    To date, publicity surrounding redundancies has largely focused on the US market. But equities traders are also being let go on this side of the Atlantic. Seven traders were made redundant from Merrill Lynch in February 2005; Mark Horlock, a consultant at recruiter Alexander Mann in London describes it as a harbinger of things to come: “Customers increasingly want a low touch execution service with minimal human interaction.”

    According to recruiters, low bonuses will be an important mechanism for lopping surplus equities traders: by paying less than last year banks will aim to communicate that the time’s come to move on. “The bonus norm for equities traders will be 10-15% down in 2006 compared to 2005,” says McCann. “The people who banks want to leave will receive zero or minimal bonuses this year,” forecasts Horlock.

    Re-skill or regret it

    So what’s a simple equities trader to do? The answer is, re-skill, and soon - no one can say they didn’t see this one coming. “At the end of the day, what was once a relationship game is becoming a quant game,” says Little Gill. “Equities traders are being replaced by people with strong quant backgrounds who can build algorithmic models.”

    Not everyone will need a maths PhD, however. While quantitative models take over so-called ‘low-touch’ trades requiring minimal human intervention, ‘high-touch’ trades which are complex and high value, will still need a human somewhere in the mix. But recruiters say the traders who keep their jobs will be a different breed to their predecessors.

    “The new generation are multi-asset class aware and customer-facing,” says Horlock in London. “Customers like hedge funds are increasingly interested in talking to traders directly – unlike old-fashioned market makers, the new breed needs to be eloquent and presentable in front of clients.”

    McCann advises actively seeking exposure to equity derivatives. “If you’re an equities trader and you don’t have exposure to derivative products, make sure you get it,” he says, “The folks who remain on will be the ones who raised their hands and said I’d like to migrate to a derivatives desk.”

    At a push, De Lucia says equities traders who are good relationship builders and salespeople could join the salesforce for quant trading models used by electronic trading systems. He says another alternative could be moving into fundamental research or execution trading on the buy-side.

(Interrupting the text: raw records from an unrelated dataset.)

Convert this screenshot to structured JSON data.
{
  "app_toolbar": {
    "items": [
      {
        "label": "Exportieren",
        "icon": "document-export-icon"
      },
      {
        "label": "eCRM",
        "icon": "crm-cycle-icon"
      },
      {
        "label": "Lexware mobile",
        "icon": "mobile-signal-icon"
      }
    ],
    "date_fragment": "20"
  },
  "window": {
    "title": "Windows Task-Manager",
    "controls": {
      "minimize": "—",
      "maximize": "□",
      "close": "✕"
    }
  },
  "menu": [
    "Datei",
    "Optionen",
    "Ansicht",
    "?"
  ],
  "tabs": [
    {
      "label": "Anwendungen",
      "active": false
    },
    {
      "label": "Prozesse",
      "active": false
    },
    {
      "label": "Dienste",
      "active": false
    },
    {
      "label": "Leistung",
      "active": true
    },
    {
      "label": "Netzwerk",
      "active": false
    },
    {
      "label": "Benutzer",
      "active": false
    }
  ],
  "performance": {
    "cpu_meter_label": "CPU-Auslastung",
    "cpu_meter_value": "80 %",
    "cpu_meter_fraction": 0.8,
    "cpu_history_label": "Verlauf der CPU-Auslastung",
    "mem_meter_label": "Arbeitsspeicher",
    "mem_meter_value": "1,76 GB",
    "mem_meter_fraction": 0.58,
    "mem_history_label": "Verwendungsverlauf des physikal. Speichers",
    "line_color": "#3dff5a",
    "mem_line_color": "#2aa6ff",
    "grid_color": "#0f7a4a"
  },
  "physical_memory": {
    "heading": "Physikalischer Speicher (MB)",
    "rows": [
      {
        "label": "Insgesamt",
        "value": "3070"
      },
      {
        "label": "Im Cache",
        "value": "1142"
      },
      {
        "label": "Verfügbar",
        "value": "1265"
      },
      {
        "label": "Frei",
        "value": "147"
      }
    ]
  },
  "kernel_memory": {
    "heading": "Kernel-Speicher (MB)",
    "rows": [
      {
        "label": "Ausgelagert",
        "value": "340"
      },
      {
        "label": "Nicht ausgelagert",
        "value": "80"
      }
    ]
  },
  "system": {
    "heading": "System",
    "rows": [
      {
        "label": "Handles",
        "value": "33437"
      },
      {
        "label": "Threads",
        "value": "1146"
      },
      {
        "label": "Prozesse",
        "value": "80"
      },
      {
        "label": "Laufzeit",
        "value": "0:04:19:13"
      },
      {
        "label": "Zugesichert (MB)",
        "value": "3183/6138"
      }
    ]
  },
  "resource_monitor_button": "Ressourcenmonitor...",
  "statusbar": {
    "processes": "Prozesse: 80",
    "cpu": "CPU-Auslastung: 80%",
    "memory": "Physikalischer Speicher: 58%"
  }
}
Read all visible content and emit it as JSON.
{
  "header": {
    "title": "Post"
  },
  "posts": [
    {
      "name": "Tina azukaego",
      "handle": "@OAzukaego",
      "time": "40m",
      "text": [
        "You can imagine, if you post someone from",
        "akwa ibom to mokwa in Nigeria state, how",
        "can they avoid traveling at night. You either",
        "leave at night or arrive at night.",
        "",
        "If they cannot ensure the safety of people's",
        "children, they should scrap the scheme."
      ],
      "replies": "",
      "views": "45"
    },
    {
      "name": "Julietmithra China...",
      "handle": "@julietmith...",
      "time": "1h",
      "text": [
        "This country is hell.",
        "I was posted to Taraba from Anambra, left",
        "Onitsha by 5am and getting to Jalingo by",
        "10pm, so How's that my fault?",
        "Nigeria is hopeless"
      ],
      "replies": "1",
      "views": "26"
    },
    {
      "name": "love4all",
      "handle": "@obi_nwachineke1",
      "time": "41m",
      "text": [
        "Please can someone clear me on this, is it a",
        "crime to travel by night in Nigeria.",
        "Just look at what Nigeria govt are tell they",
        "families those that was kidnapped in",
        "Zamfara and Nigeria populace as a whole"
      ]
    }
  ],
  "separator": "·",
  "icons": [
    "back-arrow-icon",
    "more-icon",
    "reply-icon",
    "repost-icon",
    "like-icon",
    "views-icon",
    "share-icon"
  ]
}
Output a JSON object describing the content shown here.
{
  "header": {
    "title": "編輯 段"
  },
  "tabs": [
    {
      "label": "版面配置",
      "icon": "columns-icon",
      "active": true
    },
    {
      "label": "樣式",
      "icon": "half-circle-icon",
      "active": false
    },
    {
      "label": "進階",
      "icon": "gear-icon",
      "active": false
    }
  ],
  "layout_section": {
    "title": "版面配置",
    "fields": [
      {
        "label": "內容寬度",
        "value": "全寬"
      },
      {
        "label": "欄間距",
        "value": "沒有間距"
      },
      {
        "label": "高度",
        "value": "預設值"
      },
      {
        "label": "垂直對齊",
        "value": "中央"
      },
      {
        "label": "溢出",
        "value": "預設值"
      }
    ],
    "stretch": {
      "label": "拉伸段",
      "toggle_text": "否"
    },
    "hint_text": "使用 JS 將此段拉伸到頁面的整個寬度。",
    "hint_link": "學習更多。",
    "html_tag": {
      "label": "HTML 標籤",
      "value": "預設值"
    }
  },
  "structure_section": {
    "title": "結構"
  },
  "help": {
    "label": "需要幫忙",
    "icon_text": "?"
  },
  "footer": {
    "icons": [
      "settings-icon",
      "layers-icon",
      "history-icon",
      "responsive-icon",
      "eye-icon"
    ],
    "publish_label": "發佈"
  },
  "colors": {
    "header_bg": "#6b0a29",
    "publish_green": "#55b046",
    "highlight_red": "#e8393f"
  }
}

    Some recruiters are pessimistic, however. “At the end of the day it’s going to be a real catch for some people,” said one. “If you don’t have the educational background and mental aptitude to re-skill, the future could look pretty bleak.”
  10. I congratulate you are extracting money from b*tchy us stock indexes as I am a swing/position trader too and i haven't seen many opportunities since july, because the market has been basically doing nothing but coiling, apart from a few one or two day wonders.

    the money right now is elsewhere, bonds, the nikkei, oil gold... unless you've been range trading the YM, or been writing options.
    #10     Nov 17, 2005